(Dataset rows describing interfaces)

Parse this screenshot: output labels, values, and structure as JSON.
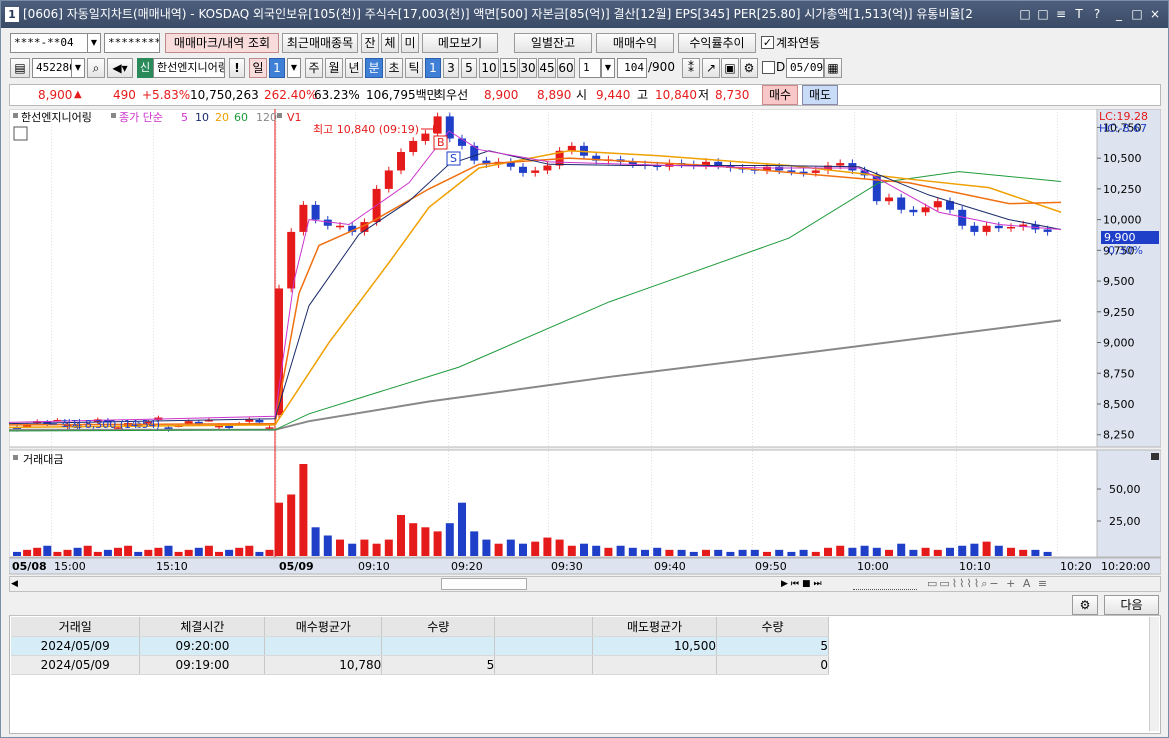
{
  "window": {
    "title": "[0606] 자동일지차트(매매내역) - KOSDAQ 외국인보유[105(천)] 주식수[17,003(천)] 액면[500] 자본금[85(억)] 결산[12월] EPS[345] PER[25.80] 시가총액[1,513(억)] 유통비율[2",
    "icon_label": "1",
    "controls": [
      "□",
      "□",
      "≡",
      "T",
      "?",
      "_",
      "□",
      "×"
    ]
  },
  "toolbar1": {
    "account": "****-**04",
    "password": "********",
    "buttons": [
      "매매마크/내역 조회",
      "최근매매종목",
      "잔",
      "체",
      "미",
      "메모보기",
      "일별잔고",
      "매매수익",
      "수익률추이"
    ],
    "account_link_label": "계좌연동",
    "account_link_checked": true
  },
  "toolbar2": {
    "stock_code": "452280",
    "stock_badge": "신",
    "stock_name": "한선엔지니어링",
    "bang": "!",
    "period_buttons": [
      "일",
      "1",
      "주",
      "월",
      "년",
      "분",
      "초",
      "틱"
    ],
    "interval_buttons": [
      "1",
      "3",
      "5",
      "10",
      "15",
      "30",
      "45",
      "60"
    ],
    "interval_value": "1",
    "count_value": "104",
    "count_total": "/900",
    "d_label": "D",
    "date_value": "05/09"
  },
  "quote": {
    "price": "8,900",
    "up_mark": "▲",
    "change": "490",
    "change_pct": "+5.83%",
    "volume": "10,750,263",
    "vol_ratio": "262.40%",
    "turnover": "63.23%",
    "amount": "106,795백만",
    "best_label": "최우선",
    "best_ask": "8,900",
    "best_bid": "8,890",
    "open_label": "시",
    "open": "9,440",
    "high_label": "고",
    "high": "10,840",
    "low_label": "저",
    "low": "8,730",
    "buy_label": "매수",
    "sell_label": "매도"
  },
  "chart": {
    "legend_stock": "한선엔지니어링",
    "legend_ma_label": "종가 단순",
    "legend_ma": [
      "5",
      "10",
      "20",
      "60",
      "120"
    ],
    "legend_v": "V1",
    "max_annotation": "최고 10,840 (09:19)",
    "min_annotation": "최저 8,300 (14:54)",
    "lc_label": "LC:19.28",
    "hc_label": "HC:-8.67",
    "current_price_tag": "9,900",
    "current_change_tag": "-0.30%",
    "price_axis": [
      "10,750",
      "10,500",
      "10,250",
      "10,000",
      "9,750",
      "9,500",
      "9,250",
      "9,000",
      "8,750",
      "8,500",
      "8,250"
    ],
    "volume_title": "거래대금",
    "volume_axis": [
      "50,00",
      "25,00"
    ],
    "time_axis": [
      "05/08",
      "15:00",
      "15:10",
      "05/09",
      "09:10",
      "09:20",
      "09:30",
      "09:40",
      "09:50",
      "10:00",
      "10:10",
      "10:20"
    ],
    "time_readout": "10:20:00",
    "buy_marker": "B",
    "sell_marker": "S",
    "colors": {
      "up": "#e51a1a",
      "down": "#1f3fc8",
      "ma5": "#cc33cc",
      "ma10": "#1a2a6a",
      "ma20": "#f0a000",
      "ma60": "#1e9a3a",
      "ma120": "#888888",
      "orange": "#f07010"
    }
  },
  "chart_data": {
    "type": "candlestick",
    "title": "",
    "xlabel": "",
    "ylabel": "",
    "ylim": [
      8150,
      10900
    ],
    "x": [
      "05/08 14:54",
      "05/08 15:00",
      "05/08 15:10",
      "05/09 09:00",
      "05/09 09:10",
      "05/09 09:19",
      "05/09 09:20",
      "05/09 09:30",
      "05/09 09:40",
      "05/09 09:50",
      "05/09 10:00",
      "05/09 10:10",
      "05/09 10:20"
    ],
    "series": [
      {
        "name": "",
        "values": [
          8300,
          8350,
          8380,
          9440,
          9900,
          10840,
          10560,
          10480,
          10420,
          10380,
          10420,
          9950,
          9900
        ]
      }
    ]
  },
  "bottom": {
    "next_label": "다음",
    "columns": [
      "거래일",
      "체결시간",
      "매수평균가",
      "수량",
      "",
      "매도평균가",
      "수량"
    ],
    "rows": [
      [
        "2024/05/09",
        "09:20:00",
        "",
        "",
        "",
        "10,500",
        "5"
      ],
      [
        "2024/05/09",
        "09:19:00",
        "10,780",
        "5",
        "",
        "",
        "0"
      ]
    ]
  }
}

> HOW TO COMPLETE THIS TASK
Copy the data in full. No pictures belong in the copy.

> RESULT OF THE EXERCISE
Parse this screenshot: output labels, values, and structure as JSON.
{
  "window": {
    "title": "[0606] 자동일지차트(매매내역) - KOSDAQ 외국인보유[105(천)] 주식수[17,003(천)] 액면[500] 자본금[85(억)] 결산[12월] EPS[345] PER[25.80] 시가총액[1,513(억)] 유통비율[2",
    "icon_label": "1",
    "controls": [
      "□",
      "□",
      "≡",
      "T",
      "?",
      "_",
      "□",
      "×"
    ]
  },
  "toolbar1": {
    "account": "****-**04",
    "password": "********",
    "buttons": [
      "매매마크/내역 조회",
      "최근매매종목",
      "잔",
      "체",
      "미",
      "메모보기",
      "일별잔고",
      "매매수익",
      "수익률추이"
    ],
    "account_link_label": "계좌연동",
    "account_link_checked": true
  },
  "toolbar2": {
    "stock_code": "452280",
    "stock_badge": "신",
    "stock_name": "한선엔지니어링",
    "bang": "!",
    "period_buttons": [
      "일",
      "1",
      "주",
      "월",
      "년",
      "분",
      "초",
      "틱"
    ],
    "interval_buttons": [
      "1",
      "3",
      "5",
      "10",
      "15",
      "30",
      "45",
      "60"
    ],
    "interval_value": "1",
    "count_value": "104",
    "count_total": "/900",
    "d_label": "D",
    "date_value": "05/09"
  },
  "quote": {
    "price": "8,900",
    "up_mark": "▲",
    "change": "490",
    "change_pct": "+5.83%",
    "volume": "10,750,263",
    "vol_ratio": "262.40%",
    "turnover": "63.23%",
    "amount": "106,795백만",
    "best_label": "최우선",
    "best_ask": "8,900",
    "best_bid": "8,890",
    "open_label": "시",
    "open": "9,440",
    "high_label": "고",
    "high": "10,840",
    "low_label": "저",
    "low": "8,730",
    "buy_label": "매수",
    "sell_label": "매도"
  },
  "chart": {
    "legend_stock": "한선엔지니어링",
    "legend_ma_label": "종가 단순",
    "legend_ma": [
      "5",
      "10",
      "20",
      "60",
      "120"
    ],
    "legend_v": "V1",
    "max_annotation": "최고 10,840 (09:19)",
    "min_annotation": "최저 8,300 (14:54)",
    "lc_label": "LC:19.28",
    "hc_label": "HC:-8.67",
    "current_price_tag": "9,900",
    "current_change_tag": "-0.30%",
    "price_axis": [
      "10,750",
      "10,500",
      "10,250",
      "10,000",
      "9,750",
      "9,500",
      "9,250",
      "9,000",
      "8,750",
      "8,500",
      "8,250"
    ],
    "volume_title": "거래대금",
    "volume_axis": [
      "50,00",
      "25,00"
    ],
    "time_axis": [
      "05/08",
      "15:00",
      "15:10",
      "05/09",
      "09:10",
      "09:20",
      "09:30",
      "09:40",
      "09:50",
      "10:00",
      "10:10",
      "10:20"
    ],
    "time_readout": "10:20:00",
    "buy_marker": "B",
    "sell_marker": "S",
    "colors": {
      "up": "#e51a1a",
      "down": "#1f3fc8",
      "ma5": "#cc33cc",
      "ma10": "#1a2a6a",
      "ma20": "#f0a000",
      "ma60": "#1e9a3a",
      "ma120": "#888888",
      "orange": "#f07010"
    }
  },
  "chart_data": {
    "type": "candlestick",
    "title": "",
    "xlabel": "",
    "ylabel": "",
    "ylim": [
      8150,
      10900
    ],
    "x": [
      "05/08 14:54",
      "05/08 15:00",
      "05/08 15:10",
      "05/09 09:00",
      "05/09 09:10",
      "05/09 09:19",
      "05/09 09:20",
      "05/09 09:30",
      "05/09 09:40",
      "05/09 09:50",
      "05/09 10:00",
      "05/09 10:10",
      "05/09 10:20"
    ],
    "series": [
      {
        "name": "",
        "values": [
          8300,
          8350,
          8380,
          9440,
          9900,
          10840,
          10560,
          10480,
          10420,
          10380,
          10420,
          9950,
          9900
        ]
      }
    ]
  },
  "bottom": {
    "next_label": "다음",
    "columns": [
      "거래일",
      "체결시간",
      "매수평균가",
      "수량",
      "",
      "매도평균가",
      "수량"
    ],
    "rows": [
      [
        "2024/05/09",
        "09:20:00",
        "",
        "",
        "",
        "10,500",
        "5"
      ],
      [
        "2024/05/09",
        "09:19:00",
        "10,780",
        "5",
        "",
        "",
        "0"
      ]
    ]
  }
}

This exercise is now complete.